Determinants of technological innovation : an exploratory study of the Asia-Pacific rim electronics manufacturing industry
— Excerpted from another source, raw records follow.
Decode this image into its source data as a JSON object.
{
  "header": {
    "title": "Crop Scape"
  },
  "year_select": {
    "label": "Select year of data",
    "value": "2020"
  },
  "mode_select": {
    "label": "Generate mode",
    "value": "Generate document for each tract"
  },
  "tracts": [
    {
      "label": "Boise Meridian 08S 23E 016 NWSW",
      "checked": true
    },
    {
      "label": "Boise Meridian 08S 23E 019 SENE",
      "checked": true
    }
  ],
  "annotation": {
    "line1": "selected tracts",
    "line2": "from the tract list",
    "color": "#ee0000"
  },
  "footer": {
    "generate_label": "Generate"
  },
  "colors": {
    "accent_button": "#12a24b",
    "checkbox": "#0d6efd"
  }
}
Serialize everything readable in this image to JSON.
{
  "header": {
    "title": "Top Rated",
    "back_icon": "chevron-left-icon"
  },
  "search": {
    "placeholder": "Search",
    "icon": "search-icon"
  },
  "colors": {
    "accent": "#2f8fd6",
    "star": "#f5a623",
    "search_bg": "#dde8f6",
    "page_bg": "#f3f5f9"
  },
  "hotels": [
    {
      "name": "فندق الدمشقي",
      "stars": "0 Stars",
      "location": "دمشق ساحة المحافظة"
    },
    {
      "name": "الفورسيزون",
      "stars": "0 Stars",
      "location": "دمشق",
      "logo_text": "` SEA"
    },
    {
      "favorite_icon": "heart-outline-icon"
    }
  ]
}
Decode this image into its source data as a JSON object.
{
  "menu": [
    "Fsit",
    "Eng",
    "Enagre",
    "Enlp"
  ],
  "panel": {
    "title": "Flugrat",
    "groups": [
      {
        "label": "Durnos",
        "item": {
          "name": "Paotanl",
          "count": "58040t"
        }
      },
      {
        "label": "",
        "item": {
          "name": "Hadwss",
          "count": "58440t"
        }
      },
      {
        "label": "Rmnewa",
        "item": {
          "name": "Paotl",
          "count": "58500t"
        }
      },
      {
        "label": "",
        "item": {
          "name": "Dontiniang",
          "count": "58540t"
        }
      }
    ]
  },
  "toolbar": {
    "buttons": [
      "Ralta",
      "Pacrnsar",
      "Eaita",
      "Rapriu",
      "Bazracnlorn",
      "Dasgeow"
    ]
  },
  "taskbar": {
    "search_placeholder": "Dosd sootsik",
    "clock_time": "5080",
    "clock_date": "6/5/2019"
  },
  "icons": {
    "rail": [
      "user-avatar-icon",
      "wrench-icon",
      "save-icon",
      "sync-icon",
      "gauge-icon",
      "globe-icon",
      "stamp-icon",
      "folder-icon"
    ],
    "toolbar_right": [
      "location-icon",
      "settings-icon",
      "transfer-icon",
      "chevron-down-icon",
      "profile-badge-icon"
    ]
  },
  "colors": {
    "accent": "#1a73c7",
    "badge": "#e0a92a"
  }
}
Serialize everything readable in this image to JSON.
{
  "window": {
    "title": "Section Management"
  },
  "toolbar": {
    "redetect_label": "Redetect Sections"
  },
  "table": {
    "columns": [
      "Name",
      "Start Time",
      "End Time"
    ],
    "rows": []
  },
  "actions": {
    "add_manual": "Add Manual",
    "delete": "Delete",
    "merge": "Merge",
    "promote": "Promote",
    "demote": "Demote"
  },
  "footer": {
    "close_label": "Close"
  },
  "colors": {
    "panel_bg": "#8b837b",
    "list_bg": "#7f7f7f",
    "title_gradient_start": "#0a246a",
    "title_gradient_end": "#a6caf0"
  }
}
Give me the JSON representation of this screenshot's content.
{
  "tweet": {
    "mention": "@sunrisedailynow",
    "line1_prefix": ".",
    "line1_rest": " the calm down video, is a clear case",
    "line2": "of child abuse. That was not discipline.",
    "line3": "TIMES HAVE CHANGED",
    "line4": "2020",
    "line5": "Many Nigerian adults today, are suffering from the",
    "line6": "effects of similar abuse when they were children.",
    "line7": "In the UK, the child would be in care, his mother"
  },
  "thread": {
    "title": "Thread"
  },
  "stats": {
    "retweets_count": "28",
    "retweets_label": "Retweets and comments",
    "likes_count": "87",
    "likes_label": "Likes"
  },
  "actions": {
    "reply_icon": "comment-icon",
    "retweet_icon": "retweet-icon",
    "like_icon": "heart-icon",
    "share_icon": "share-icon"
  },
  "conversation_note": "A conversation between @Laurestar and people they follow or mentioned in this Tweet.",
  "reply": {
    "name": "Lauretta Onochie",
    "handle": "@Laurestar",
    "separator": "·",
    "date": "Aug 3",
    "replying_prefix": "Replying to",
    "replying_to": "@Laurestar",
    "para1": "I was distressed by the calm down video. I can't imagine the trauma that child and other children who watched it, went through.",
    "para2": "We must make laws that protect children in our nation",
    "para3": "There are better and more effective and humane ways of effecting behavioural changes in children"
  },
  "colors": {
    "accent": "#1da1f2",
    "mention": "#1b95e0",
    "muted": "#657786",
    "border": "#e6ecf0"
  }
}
The rapid progress of the Asia-Pacific rim countries during the past three decades has attracted world-wide attention, especially in the field of technological innovation. By the mid 1980's, researchers had acknowledged that the Asia-Pacific rim region had redefined the global balance of competition while at the same time, the western nations were suffering a decline in world market share. The perspective of the Asia-Pacific rim thinking tends to gravitate towards an endogenous model, where factors are more amenable to the influence of the organisation. An investigation by the World Bank on East Asia (including Japan, Korea, Taiwan, Singapore and Hong Kong) has uncovered emphatic evidence that the three dimensions propounded by Ohmae's model of people,finance and assets have been instrumental in enabling these economies "to acquire and master technology".This research explores the philosophy and strategic thinking of the Asia-Pacific rim electronics manufacturing industry with respect to the determinants of technological innovation. The study is divided into three major phases. The initial phase examines the respective strands of literature pertaining to the strategic issues of technological innovation. Special attention has been focused on the functional utilisation of people,finance and assets within the perspective of the Asia-Pacific rim electronics industry, leading to a broad-based framework for the study. Phase two is comprised of two main activities: the first involves exploratory interviews with four notable electronics companies and the second has entailed the gathering of data from 111 companies within the five Asia-Pacific rim countries (Japan, Korea, Singapore, Taiwan and Hong Kong) operating in Singapore and the United Kingdom, by means of a mailed questionnaire survey. Phase three involves qualitative as well as quantitative analyses where statistical methods such as one-way ANOVA, Chi-square test and t-tests have been undertaken to verify the data gathered from the primary research. The findings have uncovered that there are several determinants that are associated with the high rate of successful technological innovation in the sampled companies. For the people's dimension, there has been a high emphasis on training, resulting in a "nurtured" model of a worker, where numerous process innovations have been initiated by trained shop-floor technicians and engineers. At group working levels, various discussion groups (such as quality control circles and productivity discussion groups) have given rise to a collective learning process where shared knowledge enabled new products and processes to be innovated more rapidly than in the conventional departmentalised models. Other aspects of group dynamics has been the continuity (or smooth transition of innovative ideas) and good communications between functional groups thus acceleratingtechnological innovation. For the assets' dimension, the strategic foci have been shifted toautomation, flexible manufacturing process and increasing usage of information technology (including both computer hardware and software) so that new products can be brought to the market faster through the intelligent deployment of such assets and know-how. Finally, funds were found to have been allocated to expedite innovation through investment in R & D and staff training.